Retired Joan Bennett, 71, said: "I thought it was interesting and I have almost made my mind up. I felt their responses were genuine and although I was against having a mayor I will vote because I feel women should always vote."
Sylvia Smith, 72 and also retired said: "I feel like they are all saying the same thing. I just can't help feeling it is going to end up being a popularity contest in the end."
Alan Piper, 67, is the chair of the BS10 Parks and Planning group in Southmead.
He said: "I think every candidate answered the question the same way and feel like they don't really answer the question at all.
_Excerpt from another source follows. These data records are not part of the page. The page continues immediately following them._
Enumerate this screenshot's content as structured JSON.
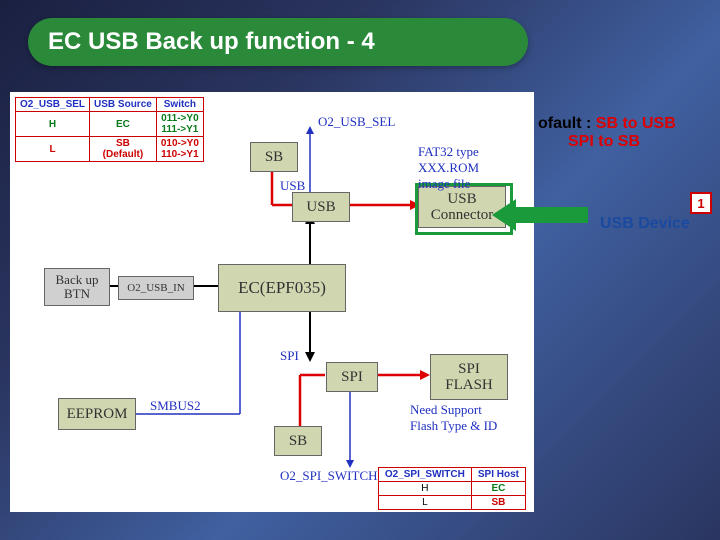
{
  "title": "EC USB Back up function - 4",
  "boxes": {
    "sb_top": "SB",
    "usb": "USB",
    "usb_conn": "USB\nConnector",
    "backup_btn": "Back up\nBTN",
    "o2_usb_in": "O2_USB_IN",
    "ec": "EC(EPF035)",
    "eeprom": "EEPROM",
    "sb_bot": "SB",
    "spi": "SPI",
    "spi_flash": "SPI\nFLASH"
  },
  "labels": {
    "o2_usb_sel": "O2_USB_SEL",
    "usb_vert": "USB",
    "fat32": "FAT32 type\nXXX.ROM\nimage file",
    "smbus2": "SMBUS2",
    "spi_vert": "SPI",
    "need_support": "Need Support\nFlash Type & ID",
    "o2_spi_switch": "O2_SPI_SWITCH"
  },
  "usb_table": {
    "headers": [
      "O2_USB_SEL",
      "USB Source",
      "Switch"
    ],
    "rows": [
      {
        "sel": "H",
        "src": "EC",
        "sw": "011->Y0\n111->Y1"
      },
      {
        "sel": "L",
        "src": "SB\n(Default)",
        "sw": "010->Y0\n110->Y1"
      }
    ]
  },
  "spi_table": {
    "headers": [
      "O2_SPI_SWITCH",
      "SPI Host"
    ],
    "rows": [
      {
        "sw": "H",
        "host": "EC"
      },
      {
        "sw": "L",
        "host": "SB"
      }
    ]
  },
  "side": {
    "default_prefix": "ofault : ",
    "default_red1": "SB to USB",
    "default_red2": "SPI to SB",
    "usb_device": "USB Device",
    "badge": "1"
  }
}
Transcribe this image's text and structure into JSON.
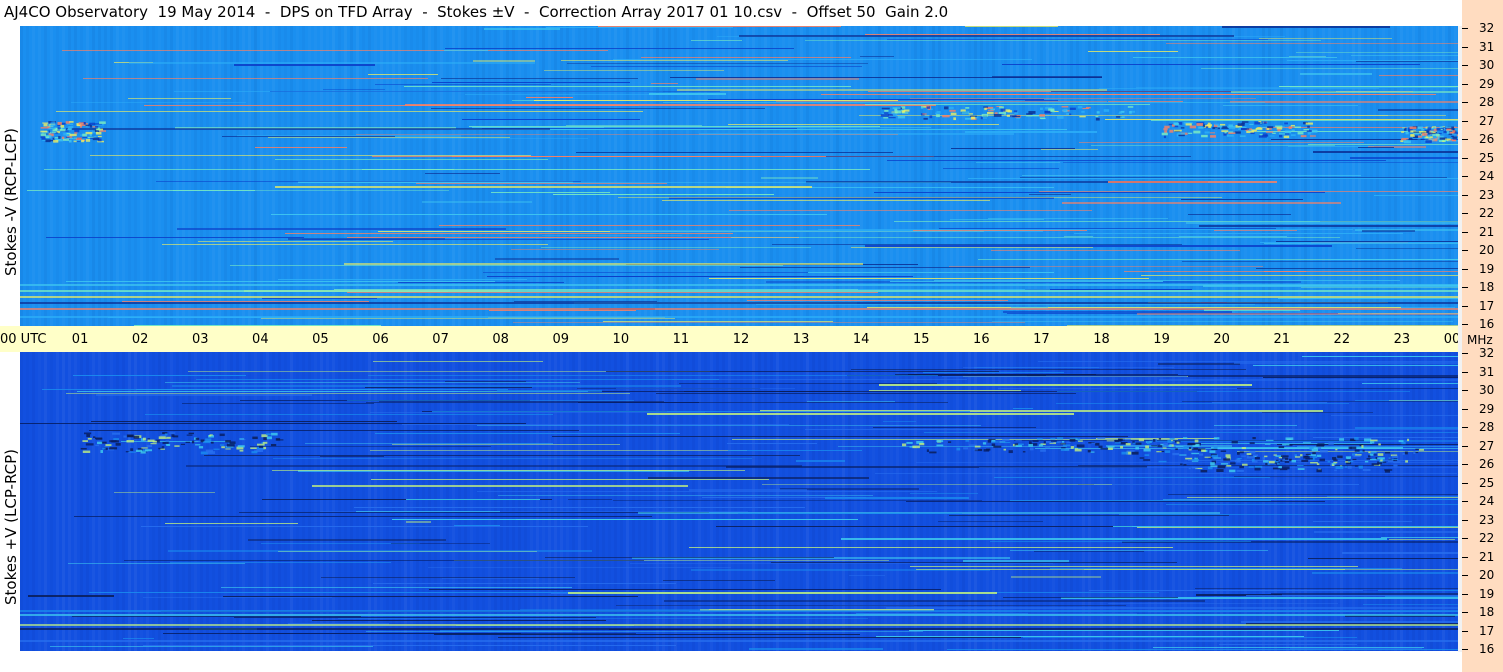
{
  "title": "AJ4CO Observatory  19 May 2014  -  DPS on TFD Array  -  Stokes ±V  -  Correction Array 2017 01 10.csv  -  Offset 50  Gain 2.0",
  "panels": [
    {
      "name": "top",
      "ylabel": "Stokes -V (RCP-LCP)"
    },
    {
      "name": "bottom",
      "ylabel": "Stokes +V (LCP-RCP)"
    }
  ],
  "colors": {
    "top_base": "#1a8ff0",
    "bottom_base": "#1250e0",
    "utc_band": "#ffffc8",
    "mhz_axis": "#ffdcc0"
  },
  "chart_data": {
    "type": "heatmap",
    "x_axis": {
      "unit": "UTC",
      "ticks": [
        "00 UTC",
        "01",
        "02",
        "03",
        "04",
        "05",
        "06",
        "07",
        "08",
        "09",
        "10",
        "11",
        "12",
        "13",
        "14",
        "15",
        "16",
        "17",
        "18",
        "19",
        "20",
        "21",
        "22",
        "23",
        "00"
      ],
      "range": [
        0,
        24
      ]
    },
    "y_axis": {
      "unit": "MHz",
      "ticks": [
        "32",
        "31",
        "30",
        "29",
        "28",
        "27",
        "26",
        "25",
        "24",
        "23",
        "22",
        "21",
        "20",
        "19",
        "18",
        "17",
        "16"
      ],
      "range": [
        16,
        32
      ]
    },
    "series": [
      {
        "name": "Stokes -V (RCP-LCP)"
      },
      {
        "name": "Stokes +V (LCP-RCP)"
      }
    ]
  }
}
I am in favour of a mayor but was not convinced by any of them on that platform tonight."
The first question of the evening asked the candidates what qualified them to be Bristol's mayor.
Most candidates pointed to the fact they grew up in Bristol with Mr Maggs pointing out he had "300 years of Bristol in him" and passionately wanted to address unemployment and care services for the elderly.
Mr Rees said he had experienced both the "best and worst" of the city and worked in a variety of jobs helping him know what it takes to banish inequality and poverty.
Mr Gollop said that he understood that Bristolians were fed up of being ignored by the council.
"The role of mayor is to listen to what people are saying," he said.
Mr Ferguson said he was committed to making Bristol great, and making it England's second city.
Mr Baldwin, who said he was standing to defend "ordinary people", was passionate in answering a question on cuts to care services.
"These cuts are an example of local government doing central government's bidding," he said. "One of my first priorities would be to reverse these closures."
On the issue of transport and unemployment Mr Rogers again reiterated his pledge to introduce £1.50 bus fares, giving figures on how it could be done, and underlined his determination to improve care services on offer despite recent cuts.
All candidates agreed it was important they fostered better relations with neighbouring authorities for the benefit of Bristol and agreed that open spaces needed to be put in the hands of "vital" neighbourhood partnerships and not sold off.
Ms Radice highlighted the importance of planting more trees in communities to protect them from flooding and global warming.
Mr Collins consistently pointed to his work as a councillor for Southmead in the 1990s when he said he always battled for what was right.